After the dramatic reunion in 1993, Mitoko was moved to write a book about this story, wherein she describes her personal experiences and the change to her life that was brought about by the selfless acts of the crew of the USS Walke. At the center of this was the leadership of Captain Marshall Thompson, a man who was somehow larger than life. The book became popular in Japan, and was used throughout the country as a symbol of the friendship between the Japanese and American people. That book eventually became required reading at the Japanese Naval Academy as a model of a Naval officer’s courage, vision, and leadership.
In Mitoko’s book, she talks about the cherry trees that bloom each spring at the Japanese Friendship Garden in Balboa Park, San Diego, and how she donated money to help make them possible. She mentions with strong emotion how these cherry trees are symbols of the lasting friendship between the Japanese and American people, and especially of the bond that she has with the crew of the USS Walke.
A Chance Meeting
Now fast-forward to 12 June 2011, 60 years to the day after that fateful event off the coast of Korea. John Henderson and Guy Willis, two former crewmembers of the USS Walke arrived at the Japanese Friendship Garden in San Diego to see “Mitoko’s Cherry Trees” and pay their respects to Captain Marshall Thompson, whose name is listed on a marble plaque within the garden. By chance, they bumped into volunteer docent, Mark Halverson.

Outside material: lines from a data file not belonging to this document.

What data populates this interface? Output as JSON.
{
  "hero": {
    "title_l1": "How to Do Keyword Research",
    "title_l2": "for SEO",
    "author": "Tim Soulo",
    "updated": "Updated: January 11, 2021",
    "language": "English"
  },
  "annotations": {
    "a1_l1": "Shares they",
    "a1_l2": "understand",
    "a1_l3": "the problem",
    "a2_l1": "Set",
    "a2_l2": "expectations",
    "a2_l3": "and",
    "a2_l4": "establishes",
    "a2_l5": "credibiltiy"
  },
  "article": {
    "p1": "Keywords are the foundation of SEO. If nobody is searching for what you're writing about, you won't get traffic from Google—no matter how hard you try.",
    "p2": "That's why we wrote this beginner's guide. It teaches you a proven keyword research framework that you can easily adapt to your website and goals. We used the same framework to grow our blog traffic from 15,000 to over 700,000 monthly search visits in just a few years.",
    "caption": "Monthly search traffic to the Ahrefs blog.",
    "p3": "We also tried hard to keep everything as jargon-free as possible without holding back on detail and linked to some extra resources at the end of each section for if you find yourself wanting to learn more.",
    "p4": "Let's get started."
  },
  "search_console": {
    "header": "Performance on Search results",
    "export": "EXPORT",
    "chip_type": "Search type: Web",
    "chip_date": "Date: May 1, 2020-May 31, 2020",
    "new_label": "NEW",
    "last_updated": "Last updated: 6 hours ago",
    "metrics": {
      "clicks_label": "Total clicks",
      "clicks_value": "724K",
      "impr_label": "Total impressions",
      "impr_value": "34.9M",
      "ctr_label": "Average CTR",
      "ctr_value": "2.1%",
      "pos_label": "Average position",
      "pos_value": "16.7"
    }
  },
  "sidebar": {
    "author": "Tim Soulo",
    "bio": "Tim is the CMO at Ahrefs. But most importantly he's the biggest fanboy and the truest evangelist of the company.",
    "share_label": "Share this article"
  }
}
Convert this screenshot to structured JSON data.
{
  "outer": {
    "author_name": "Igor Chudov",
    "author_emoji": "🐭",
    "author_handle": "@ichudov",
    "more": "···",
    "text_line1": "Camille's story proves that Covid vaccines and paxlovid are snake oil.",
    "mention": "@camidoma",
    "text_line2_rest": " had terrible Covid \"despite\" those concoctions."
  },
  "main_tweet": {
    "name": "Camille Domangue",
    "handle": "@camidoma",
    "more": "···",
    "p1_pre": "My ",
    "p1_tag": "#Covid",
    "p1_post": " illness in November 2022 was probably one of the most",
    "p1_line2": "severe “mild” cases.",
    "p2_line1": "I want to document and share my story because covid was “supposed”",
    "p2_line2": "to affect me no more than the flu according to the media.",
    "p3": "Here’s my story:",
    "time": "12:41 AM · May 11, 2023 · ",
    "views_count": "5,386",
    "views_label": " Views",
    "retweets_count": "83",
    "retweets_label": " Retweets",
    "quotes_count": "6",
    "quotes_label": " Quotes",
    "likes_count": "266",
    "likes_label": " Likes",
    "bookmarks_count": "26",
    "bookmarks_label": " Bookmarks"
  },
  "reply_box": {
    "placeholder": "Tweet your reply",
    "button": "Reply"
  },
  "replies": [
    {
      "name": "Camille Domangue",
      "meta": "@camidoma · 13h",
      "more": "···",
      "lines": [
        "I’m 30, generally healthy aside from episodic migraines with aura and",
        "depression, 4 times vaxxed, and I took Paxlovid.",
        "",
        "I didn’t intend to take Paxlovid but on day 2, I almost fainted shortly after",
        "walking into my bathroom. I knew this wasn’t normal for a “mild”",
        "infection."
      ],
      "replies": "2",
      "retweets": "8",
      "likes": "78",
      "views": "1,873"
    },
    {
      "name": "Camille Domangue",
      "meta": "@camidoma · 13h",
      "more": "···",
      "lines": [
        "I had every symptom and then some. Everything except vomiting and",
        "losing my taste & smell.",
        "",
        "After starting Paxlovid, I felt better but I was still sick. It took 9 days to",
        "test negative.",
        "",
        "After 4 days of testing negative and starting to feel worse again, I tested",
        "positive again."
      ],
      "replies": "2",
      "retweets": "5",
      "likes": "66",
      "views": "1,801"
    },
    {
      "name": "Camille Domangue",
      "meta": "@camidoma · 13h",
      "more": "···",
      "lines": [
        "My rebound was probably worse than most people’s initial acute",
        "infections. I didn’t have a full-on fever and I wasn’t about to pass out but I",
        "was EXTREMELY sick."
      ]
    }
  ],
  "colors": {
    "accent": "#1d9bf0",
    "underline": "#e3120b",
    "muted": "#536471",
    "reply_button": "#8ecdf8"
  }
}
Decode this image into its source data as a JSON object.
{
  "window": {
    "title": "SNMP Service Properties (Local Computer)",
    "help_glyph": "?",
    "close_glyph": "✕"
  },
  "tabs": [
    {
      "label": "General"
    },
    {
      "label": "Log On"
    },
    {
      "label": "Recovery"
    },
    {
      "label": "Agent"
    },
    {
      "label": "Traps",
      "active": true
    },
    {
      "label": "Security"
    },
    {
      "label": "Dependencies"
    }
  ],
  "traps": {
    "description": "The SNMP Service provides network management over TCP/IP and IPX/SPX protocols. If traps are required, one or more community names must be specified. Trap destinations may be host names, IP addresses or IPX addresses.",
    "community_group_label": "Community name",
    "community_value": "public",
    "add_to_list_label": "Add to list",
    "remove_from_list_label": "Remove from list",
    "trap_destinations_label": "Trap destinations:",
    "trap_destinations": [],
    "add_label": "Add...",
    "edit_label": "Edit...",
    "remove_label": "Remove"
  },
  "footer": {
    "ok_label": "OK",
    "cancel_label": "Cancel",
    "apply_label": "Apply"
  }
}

Mark had never heard of the Mitoko story, but promised to research the historical background of the Japanese Friendship Garden, Marshall Thompson, Mitoko, and the cherry trees.
Considerable digging and assistance from the Japanese Friendship Garden staff were required. Guy Willis and Mark Halverson remained in contact and regularly exchanged information. Finally, after many months of research, we now know how it all came together.
How the Cherry Trees Came to Be
By the late 1990’s, the Japanese Friendship Garden in San Diego decided to incorporate cherry trees in the Garden. However, there were challenges. First, cherry trees won’t blossom reliably in San Diego’s coastal climate. Second, additional funding was needed to purchase hundreds of special cherry trees. The first challenge was solved after a great deal of effort by developing a double hybrid graft cherry tree that would blossom reliably in San Diego’s coastal climate.
The second challenge, raising the funds for 200 of these unique and very special cherry trees, proved to be just as difficult. Many people donated funds, most notably Moto Asakawa. Mitoko and Marshall Thompson’s widow also contributed to this effort.
Every year these special trees blossom, reminding everyone of that special relationship between the Japanese and American people, and in particular, of the story of the Japanese orphan girl and the crew of the USS Walke.